Beaches, Benches and Boycotts: The Civil Rights Movement in Tampa Bay
An original exhibition of The Florida Holocaust Museum
The focus of most Civil Rights history is written about places like Alabama and Mississippi, as if few challenges occurred elsewhere. Tampa Bay remained racially segregated at the dawn of the Civil Rights era and many local institutions and establishments held out on integration for several years after Brown v. the Board of Education and the Civil Rights Act of 1964.
Under “Jim Crow” every aspect of African American life in Tampa, St. Petersburg, Sarasota and their surrounding cities was segregated. Restricted covenants were in place that segregated residential neighborhoods. African American children had to attend segregated schools that were under-funded and often in disrepair. Blacks could only be cared for at “Black only” hospitals, and other public and private establishments like restaurants and beaches were often segregated – if blacks were allowed in at all.
The Civil Rights Movement in Tampa Bay may have had characteristics similar to other areas of the South but its stories are its own.

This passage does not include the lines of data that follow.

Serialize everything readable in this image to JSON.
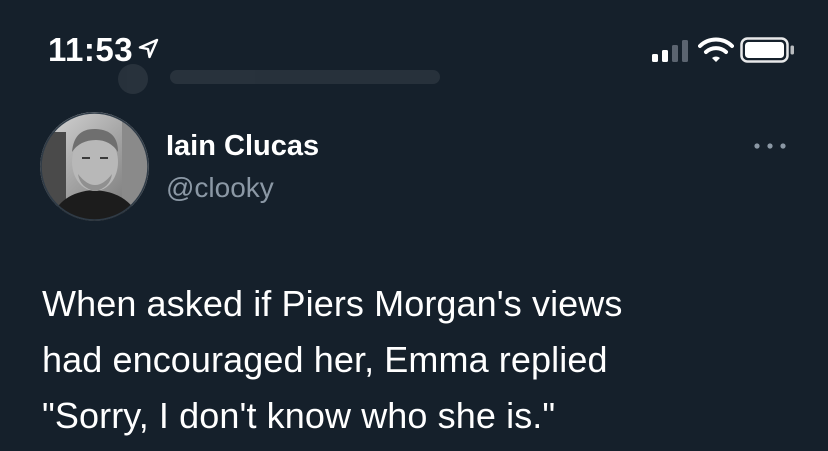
{
  "status_bar": {
    "time": "11:53",
    "location_icon": "location-arrow-icon",
    "signal_icon": "cellular-signal-icon",
    "wifi_icon": "wifi-icon",
    "battery_icon": "battery-icon"
  },
  "tweet": {
    "author": {
      "display_name": "Iain Clucas",
      "handle": "@clooky",
      "avatar_icon": "avatar"
    },
    "text": "When asked if Piers Morgan's views\nhad encouraged her, Emma replied\n\"Sorry, I don't know who she is.\"",
    "more_icon": "more-horizontal-icon"
  },
  "colors": {
    "background": "#15202b",
    "primary_text": "#ffffff",
    "secondary_text": "#8b98a5"
  }
}
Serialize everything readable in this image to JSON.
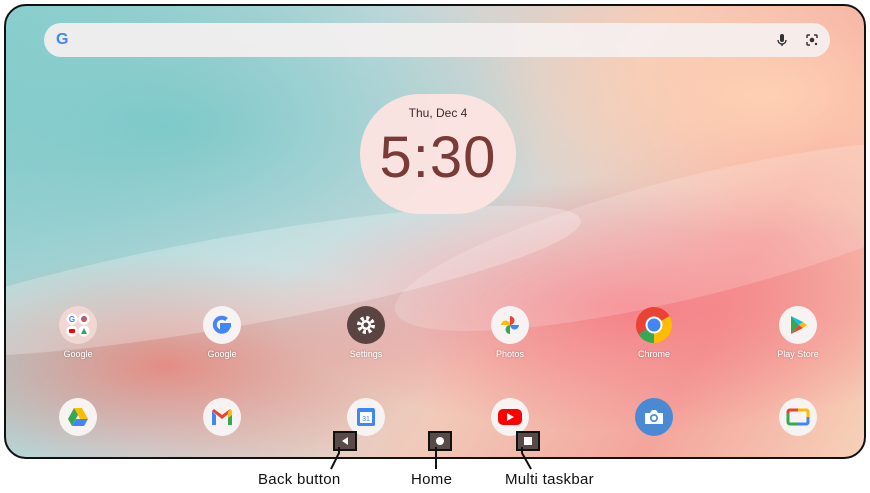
{
  "search": {
    "logo": "G",
    "mic_icon": "mic-icon",
    "lens_icon": "lens-icon"
  },
  "clock": {
    "date": "Thu, Dec 4",
    "time": "5:30"
  },
  "apps_row1": [
    {
      "label": "Google",
      "icon": "google-folder-icon"
    },
    {
      "label": "Google",
      "icon": "google-icon"
    },
    {
      "label": "Settings",
      "icon": "settings-gear-icon"
    },
    {
      "label": "Photos",
      "icon": "photos-pinwheel-icon"
    },
    {
      "label": "Chrome",
      "icon": "chrome-icon"
    },
    {
      "label": "Play Store",
      "icon": "play-store-icon"
    }
  ],
  "dock": [
    {
      "icon": "drive-icon"
    },
    {
      "icon": "gmail-icon"
    },
    {
      "icon": "calendar-icon",
      "text": "31"
    },
    {
      "icon": "youtube-icon"
    },
    {
      "icon": "camera-icon"
    },
    {
      "icon": "google-tv-icon"
    }
  ],
  "nav": {
    "back_icon": "back-triangle-icon",
    "home_icon": "home-circle-icon",
    "recents_icon": "recents-square-icon"
  },
  "annotations": {
    "back": "Back button",
    "home": "Home",
    "recents": "Multi taskbar"
  }
}
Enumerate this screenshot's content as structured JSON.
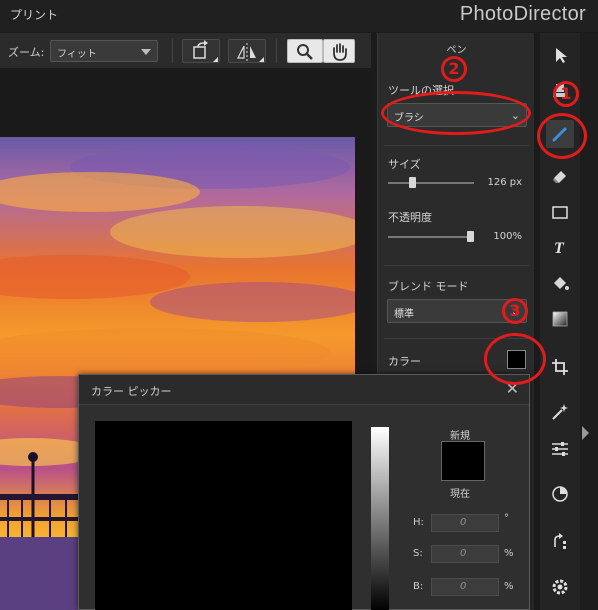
{
  "titlebar": {
    "menu": "プリント",
    "app_name": "PhotoDirector"
  },
  "toolbar": {
    "zoom_label": "ズーム:",
    "zoom_value": "フィット"
  },
  "panel": {
    "title": "ペン",
    "tool_select_label": "ツールの選択",
    "tool_select_value": "ブラシ",
    "size_label": "サイズ",
    "size_value": "126 px",
    "opacity_label": "不透明度",
    "opacity_value": "100%",
    "blend_label": "ブレンド モード",
    "blend_value": "標準",
    "color_label": "カラー",
    "color_hex": "#000000"
  },
  "sliders": {
    "size_fraction": 0.26,
    "opacity_fraction": 1.0
  },
  "rail": {
    "items": [
      "select-arrow-icon",
      "stamp-icon",
      "pen-icon",
      "eraser-icon",
      "rectangle-icon",
      "text-icon",
      "fill-bucket-icon",
      "gradient-icon",
      "crop-icon",
      "magic-wand-icon",
      "adjust-sliders-icon",
      "tone-icon",
      "rotate-icon",
      "gear-icon"
    ]
  },
  "dialog": {
    "title": "カラー ピッカー",
    "new_label": "新規",
    "current_label": "現在",
    "h_label": "H:",
    "h_value": "0",
    "h_unit": "°",
    "s_label": "S:",
    "s_value": "0",
    "s_unit": "%",
    "b_label": "B:",
    "b_value": "0",
    "b_unit": "%"
  },
  "annotations": {
    "n1": "1",
    "n2": "2",
    "n3": "3"
  },
  "colors": {
    "accent": "#3a7bd5",
    "annotation": "#e01c1c"
  }
}
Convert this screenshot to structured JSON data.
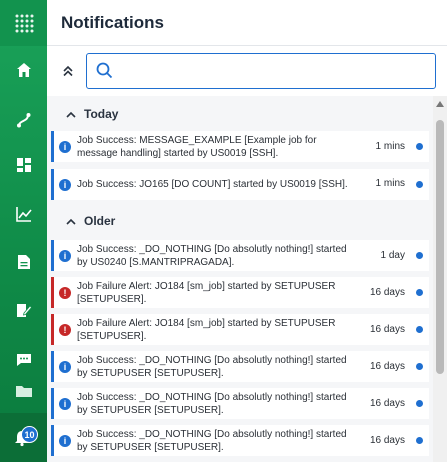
{
  "header": {
    "title": "Notifications"
  },
  "search": {
    "value": "",
    "placeholder": ""
  },
  "badge_count": "10",
  "rail_icons": [
    "apps-grid-icon",
    "home-icon",
    "workflow-icon",
    "dashboard-icon",
    "chart-icon",
    "document-icon",
    "edit-document-icon",
    "chat-icon",
    "folder-icon",
    "bell-icon"
  ],
  "sections": {
    "today": {
      "label": "Today"
    },
    "older": {
      "label": "Older"
    }
  },
  "notifications": [
    {
      "type": "info",
      "message": "Job Success: MESSAGE_EXAMPLE [Example job for message handling] started by US0019 [SSH].",
      "time": "1 mins"
    },
    {
      "type": "info",
      "message": "Job Success: JO165 [DO COUNT] started by US0019 [SSH].",
      "time": "1 mins"
    },
    {
      "type": "info",
      "message": "Job Success: _DO_NOTHING [Do absolutly nothing!] started by US0240 [S.MANTRIPRAGADA].",
      "time": "1 day"
    },
    {
      "type": "error",
      "message": "Job Failure Alert: JO184 [sm_job] started by SETUPUSER [SETUPUSER].",
      "time": "16 days"
    },
    {
      "type": "error",
      "message": "Job Failure Alert: JO184 [sm_job] started by SETUPUSER [SETUPUSER].",
      "time": "16 days"
    },
    {
      "type": "info",
      "message": "Job Success: _DO_NOTHING [Do absolutly nothing!] started by SETUPUSER [SETUPUSER].",
      "time": "16 days"
    },
    {
      "type": "info",
      "message": "Job Success: _DO_NOTHING [Do absolutly nothing!] started by SETUPUSER [SETUPUSER].",
      "time": "16 days"
    },
    {
      "type": "info",
      "message": "Job Success: _DO_NOTHING [Do absolutly nothing!] started by SETUPUSER [SETUPUSER].",
      "time": "16 days"
    }
  ],
  "colors": {
    "brand_green": "#12934e",
    "accent_blue": "#1f6fd0",
    "error_red": "#c62828"
  }
}
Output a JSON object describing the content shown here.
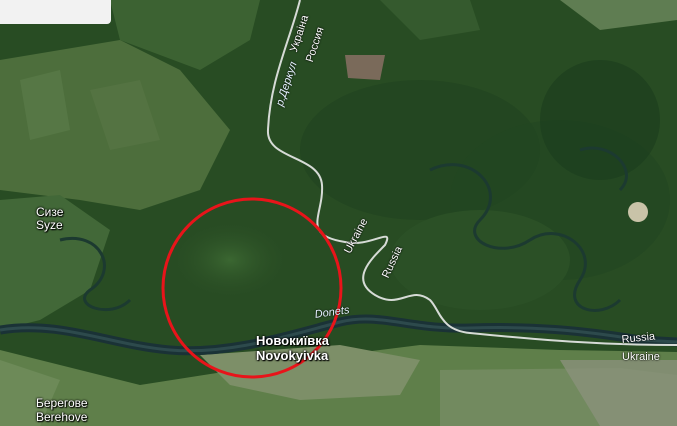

This exhibition will illuminate our region’s struggle with racial equality and shine a light on the local leaders who changed our cities.
The exhibition will be on display at The Florida Holocaust Museum from August 1 to December 1, 2015.
Also on display in conjunction with Beaches, Benches and Boycotts; see the exhibition This Light of Ours: Activist Photographers of the Civil Rights Movement, now through December 1, 2015.
Additional support provided by: